Micromoulding will play a key part in the technology that will be showing on the Wittmann Battenfeld UK stand at this year’s Interplas exhibition, September 26 – 28, 2017.
Attendees at the Polymer Process Engineering (PPE) event, Bradford University July 25-27, were recently treated to an update on all the micro and nano moulding work being undertaken at Bradford. A long-standing partner of Wittmann Battenfeld, the University is a world leader in many aspects of micromoulding technology.
Since Wittmann’s acquisition of Battenfeld on April 1, 2008 the company’s world-leading expertise in polymer micromoulding has gone from strength to strength. Wittmann has encouraged the modular construction of the micro moulding machines – from standard all the way up to Class 6 Cleanroom modifications and capabilities. The principle of the central main beam as the base, for example, has been borrowed from the Wittmann vocabulary of robot design, with several modules being attached to the main beam.
From the outset, the Wittmann Battenfeld MicroPower moulding machine has been designed with cleanrooms in mind and with low energy and ergonomics to the fore. Small centre holes, for example, allow the engineering of very small parts. Small ejector plates avoid any bending of the support plate and small ejector and nozzles holes allow central power flux.
Wittmann Battenfeld also created a two step system within the machine, separating the plasticizing and injecting functions.
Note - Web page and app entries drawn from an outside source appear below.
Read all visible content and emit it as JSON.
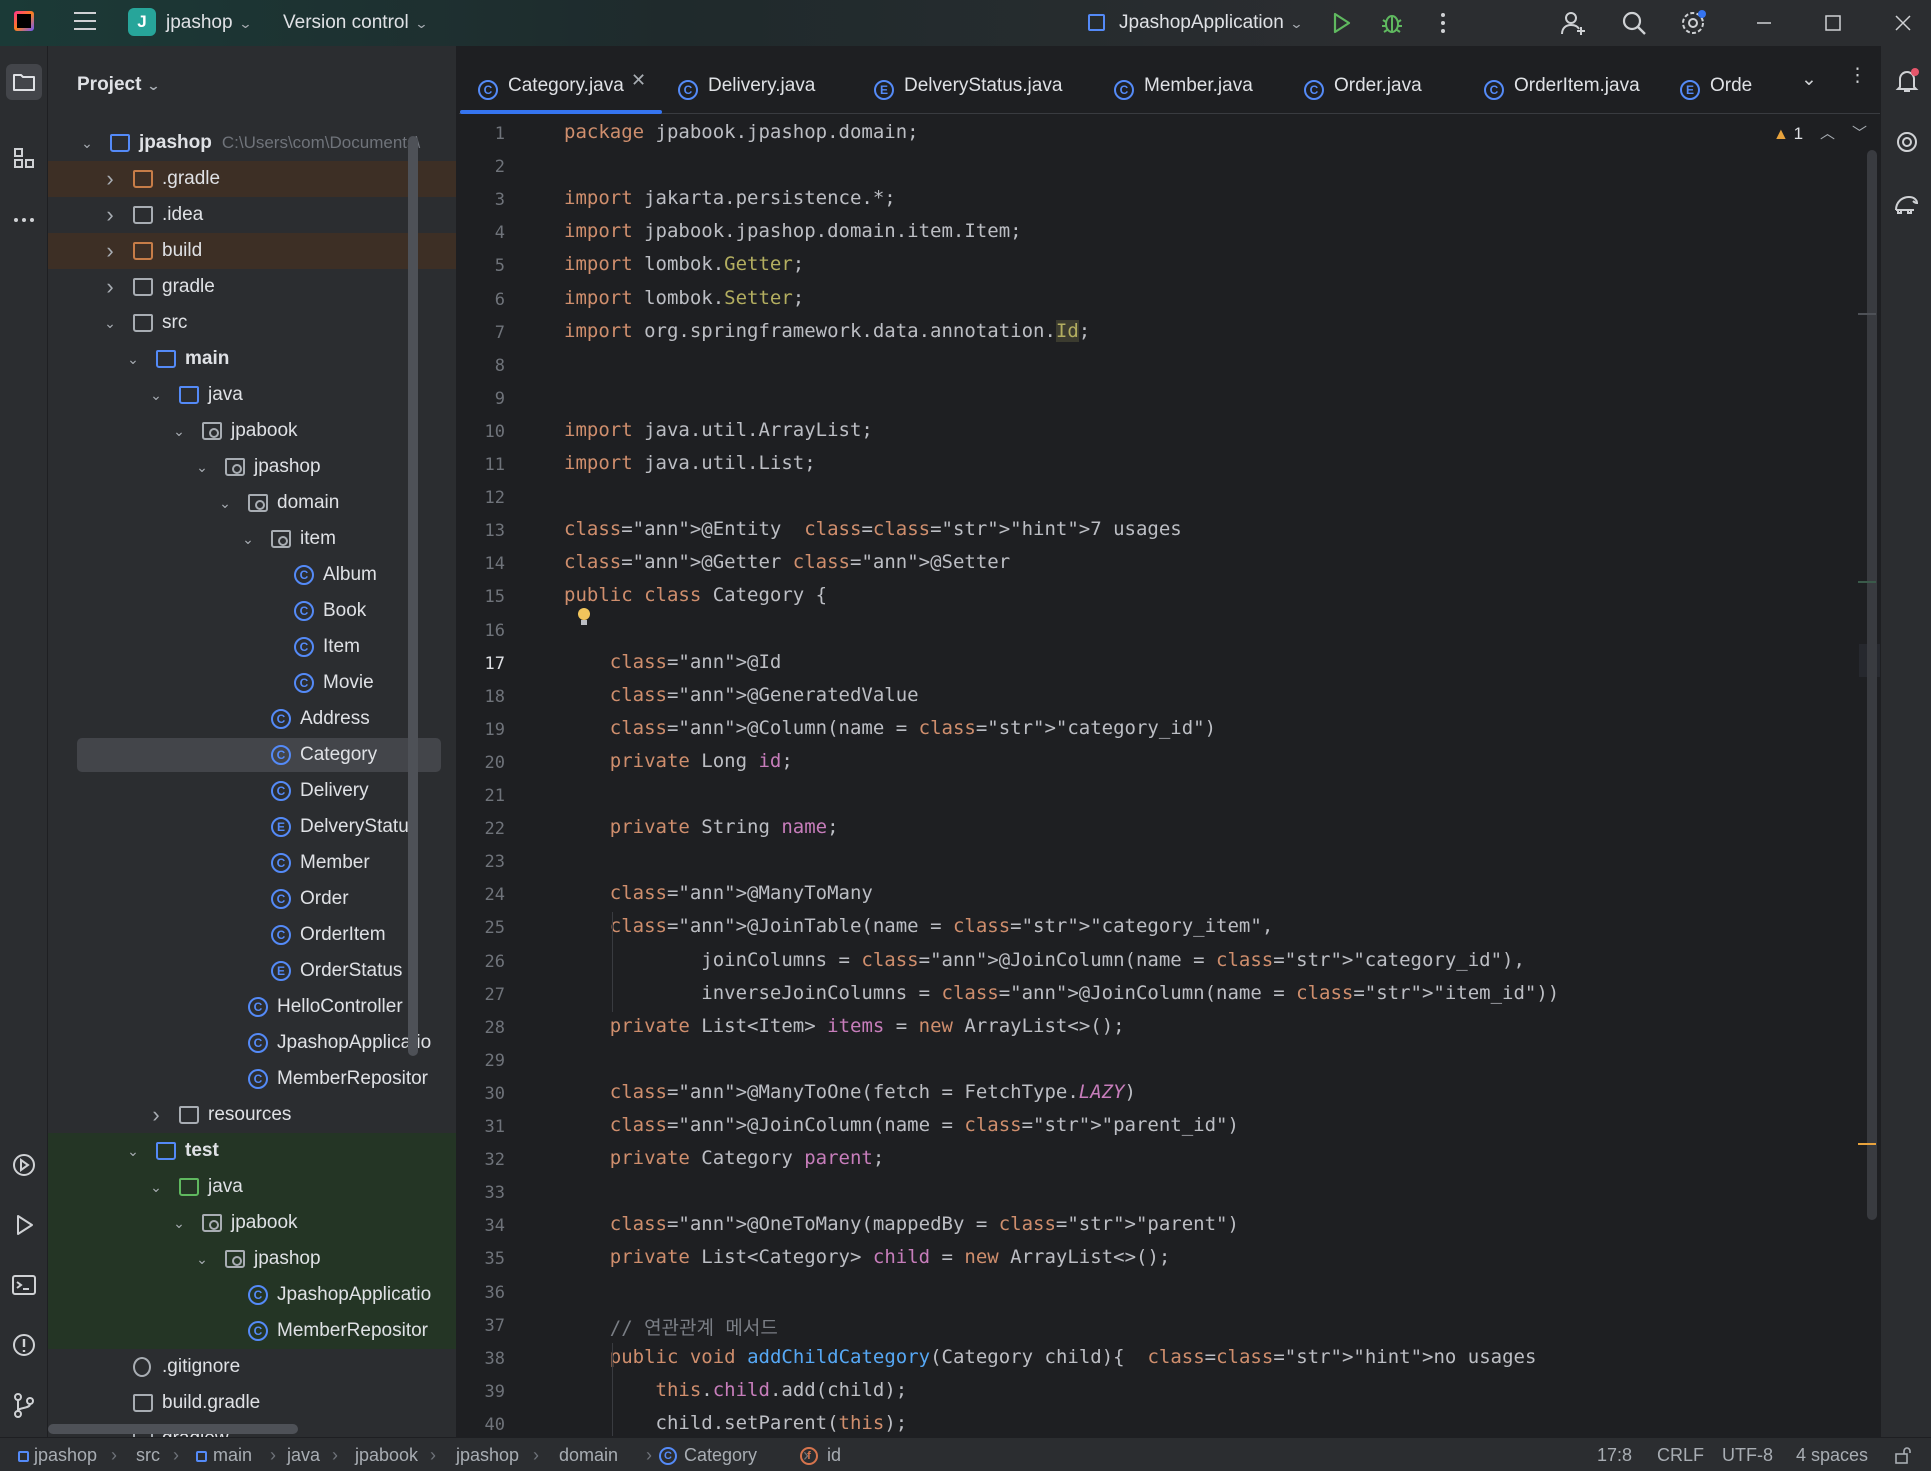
{
  "titlebar": {
    "project_badge": "J",
    "project_name": "jpashop",
    "version_control": "Version control",
    "run_config": "JpashopApplication"
  },
  "project_panel": {
    "title": "Project",
    "root_name": "jpashop",
    "root_path": "C:\\Users\\com\\Documents\\",
    "tree": [
      {
        "label": ".gradle",
        "depth": 1,
        "icon": "folder",
        "arrow": ">",
        "style": "excluded"
      },
      {
        "label": ".idea",
        "depth": 1,
        "icon": "folder",
        "arrow": ">"
      },
      {
        "label": "build",
        "depth": 1,
        "icon": "folder",
        "arrow": ">",
        "style": "excluded"
      },
      {
        "label": "gradle",
        "depth": 1,
        "icon": "folder",
        "arrow": ">"
      },
      {
        "label": "src",
        "depth": 1,
        "icon": "folder",
        "arrow": "v"
      },
      {
        "label": "main",
        "depth": 2,
        "icon": "module",
        "arrow": "v",
        "bold": true
      },
      {
        "label": "java",
        "depth": 3,
        "icon": "folder-blue",
        "arrow": "v"
      },
      {
        "label": "jpabook",
        "depth": 4,
        "icon": "package",
        "arrow": "v"
      },
      {
        "label": "jpashop",
        "depth": 5,
        "icon": "package",
        "arrow": "v"
      },
      {
        "label": "domain",
        "depth": 6,
        "icon": "package",
        "arrow": "v"
      },
      {
        "label": "item",
        "depth": 7,
        "icon": "package",
        "arrow": "v"
      },
      {
        "label": "Album",
        "depth": 8,
        "icon": "class"
      },
      {
        "label": "Book",
        "depth": 8,
        "icon": "class"
      },
      {
        "label": "Item",
        "depth": 8,
        "icon": "class"
      },
      {
        "label": "Movie",
        "depth": 8,
        "icon": "class"
      },
      {
        "label": "Address",
        "depth": 7,
        "icon": "class"
      },
      {
        "label": "Category",
        "depth": 7,
        "icon": "class",
        "style": "selected"
      },
      {
        "label": "Delivery",
        "depth": 7,
        "icon": "class"
      },
      {
        "label": "DelveryStatus",
        "depth": 7,
        "icon": "enum"
      },
      {
        "label": "Member",
        "depth": 7,
        "icon": "class"
      },
      {
        "label": "Order",
        "depth": 7,
        "icon": "class"
      },
      {
        "label": "OrderItem",
        "depth": 7,
        "icon": "class"
      },
      {
        "label": "OrderStatus",
        "depth": 7,
        "icon": "enum"
      },
      {
        "label": "HelloController",
        "depth": 6,
        "icon": "class"
      },
      {
        "label": "JpashopApplicatio",
        "depth": 6,
        "icon": "class"
      },
      {
        "label": "MemberRepositor",
        "depth": 6,
        "icon": "class"
      },
      {
        "label": "resources",
        "depth": 3,
        "icon": "folder",
        "arrow": ">"
      },
      {
        "label": "test",
        "depth": 2,
        "icon": "module",
        "arrow": "v",
        "bold": true,
        "style": "test"
      },
      {
        "label": "java",
        "depth": 3,
        "icon": "folder-green",
        "arrow": "v",
        "style": "test"
      },
      {
        "label": "jpabook",
        "depth": 4,
        "icon": "package",
        "arrow": "v",
        "style": "test"
      },
      {
        "label": "jpashop",
        "depth": 5,
        "icon": "package",
        "arrow": "v",
        "style": "test"
      },
      {
        "label": "JpashopApplicatio",
        "depth": 6,
        "icon": "testclass",
        "style": "test"
      },
      {
        "label": "MemberRepositor",
        "depth": 6,
        "icon": "testclass",
        "style": "test"
      },
      {
        "label": ".gitignore",
        "depth": 1,
        "icon": "ignore"
      },
      {
        "label": "build.gradle",
        "depth": 1,
        "icon": "gradle"
      },
      {
        "label": "gradlew",
        "depth": 1,
        "icon": "file"
      }
    ]
  },
  "editor": {
    "tabs": [
      {
        "label": "Category.java",
        "icon": "C",
        "active": true
      },
      {
        "label": "Delivery.java",
        "icon": "C"
      },
      {
        "label": "DelveryStatus.java",
        "icon": "E"
      },
      {
        "label": "Member.java",
        "icon": "C"
      },
      {
        "label": "Order.java",
        "icon": "C"
      },
      {
        "label": "OrderItem.java",
        "icon": "C"
      },
      {
        "label": "Orde",
        "icon": "E"
      }
    ],
    "inspection_count": "1",
    "current_line": 17,
    "lines": [
      "package jpabook.jpashop.domain;",
      "",
      "import jakarta.persistence.*;",
      "import jpabook.jpashop.domain.item.Item;",
      "import lombok.Getter;",
      "import lombok.Setter;",
      "import org.springframework.data.annotation.Id;",
      "",
      "",
      "import java.util.ArrayList;",
      "import java.util.List;",
      "",
      "@Entity  7 usages",
      "@Getter @Setter",
      "public class Category {",
      "",
      "    @Id",
      "    @GeneratedValue",
      "    @Column(name = \"category_id\")",
      "    private Long id;",
      "",
      "    private String name;",
      "",
      "    @ManyToMany",
      "    @JoinTable(name = \"category_item\",",
      "            joinColumns = @JoinColumn(name = \"category_id\"),",
      "            inverseJoinColumns = @JoinColumn(name = \"item_id\"))",
      "    private List<Item> items = new ArrayList<>();",
      "",
      "    @ManyToOne(fetch = FetchType.LAZY)",
      "    @JoinColumn(name = \"parent_id\")",
      "    private Category parent;",
      "",
      "    @OneToMany(mappedBy = \"parent\")",
      "    private List<Category> child = new ArrayList<>();",
      "",
      "    // 연관관계 메서드",
      "    public void addChildCategory(Category child){  no usages",
      "        this.child.add(child);",
      "        child.setParent(this);"
    ]
  },
  "statusbar": {
    "breadcrumbs": [
      "jpashop",
      "src",
      "main",
      "java",
      "jpabook",
      "jpashop",
      "domain",
      "Category",
      "id"
    ],
    "position": "17:8",
    "line_ending": "CRLF",
    "encoding": "UTF-8",
    "indent": "4 spaces"
  }
}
This in order to avoid a large melt cushion (less accurate); cold material slug on the nozzle; long flow lengths and additional shut-off valves.
Interplas 2017 will see the latest MicroPower injection moulding machine producing the ‘lab on a chip’ micro-component. The latest iteration of this process was first shown at the Compamed exhibition in Dusseldorf in November 2016.